Chicken wings were close enough to ideal: long marinade, slow cooking for tenderness and finally a riotous charring, because fire just makes everything tastier. They came with a sour orange sauce which was sweet without being overly so.
Best of the starters were the jerk pit prawns. Also heavily charred, these came in a spiced butter that was positively ripe with thyme and chilli, and all the better for that. I was glad of the thick tea-towel napkins to clear up the messy denouement. Did you hear that? Real napkins! In a chain? See, it can be done.
Unable to agree on further refreshments, but determined to get further into the Caribbean “vibe” we ordered two more cocktails each, or maybe it was more, including a mojito-type thing made with bourbon rather than rum, which benefitted from some clove liqueur — a new one for me, but medicinally delicious.
Mains weren’t quite such spot-hitters, but all were decent efforts. My goat curry tasted comfortingly home-made, while our friend’s veggie effort of butter beans, corn and sweet potato in coconut milk (below) was light but zingy.
Both of these came with a “Caribbean dumpling” which would have made a fine paperweight, or perhaps a murder weapon, but was less successful as a foodstuff.
Mrs Diner’s “double-dipped” steak was a last hurrah for the jerk-pit, with good smoke and char being lifted by a vibrantly herby green sauce.
Fortunately puds were no mere afterthought. A chocolate pot was dense and bittersweet, while a rum-soaked bread pudding was rich and homely.
I wrote at the start that hospitality is about playing to your strengths. At Turtle Bay, that strength is the charcoal grill, and the best dishes we tried certainly made the most of it. It had been used to transform relatively modest ingredients to a state of spicy satisfaction, which is, of course, how much of the food is enjoyed across the Caribbean itself (except in those posh hotels in Barbados, which may as well be in the South of France).
To have this all working properly just a short time after opening is testament to good training, recruitment and systems, something that chains can work on and improve as they expand — if they can be bothered.
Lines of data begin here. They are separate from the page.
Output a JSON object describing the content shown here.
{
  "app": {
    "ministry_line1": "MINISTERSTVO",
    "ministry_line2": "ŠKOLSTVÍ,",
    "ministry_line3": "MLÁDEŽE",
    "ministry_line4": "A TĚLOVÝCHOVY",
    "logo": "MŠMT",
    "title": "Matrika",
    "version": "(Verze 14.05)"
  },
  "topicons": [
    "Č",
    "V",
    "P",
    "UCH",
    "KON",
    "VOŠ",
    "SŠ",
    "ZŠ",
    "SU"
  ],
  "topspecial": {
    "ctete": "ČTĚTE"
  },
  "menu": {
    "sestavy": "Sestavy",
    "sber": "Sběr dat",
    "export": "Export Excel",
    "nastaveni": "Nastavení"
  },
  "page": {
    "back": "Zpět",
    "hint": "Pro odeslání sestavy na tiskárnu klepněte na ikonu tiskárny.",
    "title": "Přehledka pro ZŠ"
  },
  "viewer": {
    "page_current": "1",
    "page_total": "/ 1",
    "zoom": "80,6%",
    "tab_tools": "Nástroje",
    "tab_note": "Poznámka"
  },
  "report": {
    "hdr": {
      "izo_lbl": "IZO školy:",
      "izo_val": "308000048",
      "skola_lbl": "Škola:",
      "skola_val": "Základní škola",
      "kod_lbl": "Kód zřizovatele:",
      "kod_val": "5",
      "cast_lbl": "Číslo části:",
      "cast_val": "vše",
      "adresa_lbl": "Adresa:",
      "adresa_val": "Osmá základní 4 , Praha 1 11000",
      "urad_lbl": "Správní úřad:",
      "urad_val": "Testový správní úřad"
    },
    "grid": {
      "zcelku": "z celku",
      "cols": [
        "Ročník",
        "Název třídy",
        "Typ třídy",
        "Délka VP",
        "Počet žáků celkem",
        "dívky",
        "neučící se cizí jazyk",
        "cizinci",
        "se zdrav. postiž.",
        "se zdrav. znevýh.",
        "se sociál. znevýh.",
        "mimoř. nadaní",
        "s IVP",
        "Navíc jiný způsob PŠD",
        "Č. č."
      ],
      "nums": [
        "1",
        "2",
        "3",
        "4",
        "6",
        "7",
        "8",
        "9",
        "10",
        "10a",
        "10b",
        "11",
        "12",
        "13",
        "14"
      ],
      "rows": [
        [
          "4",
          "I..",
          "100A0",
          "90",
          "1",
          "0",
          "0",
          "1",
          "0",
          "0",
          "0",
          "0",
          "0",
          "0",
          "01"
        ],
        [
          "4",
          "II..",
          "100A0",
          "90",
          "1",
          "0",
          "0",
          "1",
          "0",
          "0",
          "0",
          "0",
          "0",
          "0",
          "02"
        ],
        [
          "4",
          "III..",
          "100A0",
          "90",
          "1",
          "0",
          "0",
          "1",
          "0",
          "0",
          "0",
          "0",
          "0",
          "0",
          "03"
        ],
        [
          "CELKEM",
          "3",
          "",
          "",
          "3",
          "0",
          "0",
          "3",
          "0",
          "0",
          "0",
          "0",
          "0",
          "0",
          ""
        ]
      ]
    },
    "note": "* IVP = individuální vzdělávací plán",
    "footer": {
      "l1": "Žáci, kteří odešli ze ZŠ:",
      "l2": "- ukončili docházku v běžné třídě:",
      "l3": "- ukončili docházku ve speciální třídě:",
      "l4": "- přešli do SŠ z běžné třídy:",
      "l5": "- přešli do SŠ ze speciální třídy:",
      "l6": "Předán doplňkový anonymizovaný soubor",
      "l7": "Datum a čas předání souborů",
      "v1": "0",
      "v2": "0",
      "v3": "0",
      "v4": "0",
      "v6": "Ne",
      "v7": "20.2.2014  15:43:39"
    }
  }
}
There are other quite nice things to say. Service was the epitome of enthusiasm and cheer, from a bright eyed bunch who knew the menu. Prices are reasonable, with starters at a fiver and most mains at £10-12. For rum lovers, Turtle Bay has forty rums behind the bar. This is a pretty serious collection of mid-range bottles, and well worth investigation. Just don’t accept their offer to ruin these by the addition of “Ting”, which is a can of standard pop in pseudo-exotic beachwear.
Above all, it’s a fun place and a good addition to Newcastle’s dining scene. It may be one of 27 across the country, but in our region it’s unique. Until they open the next one, that is.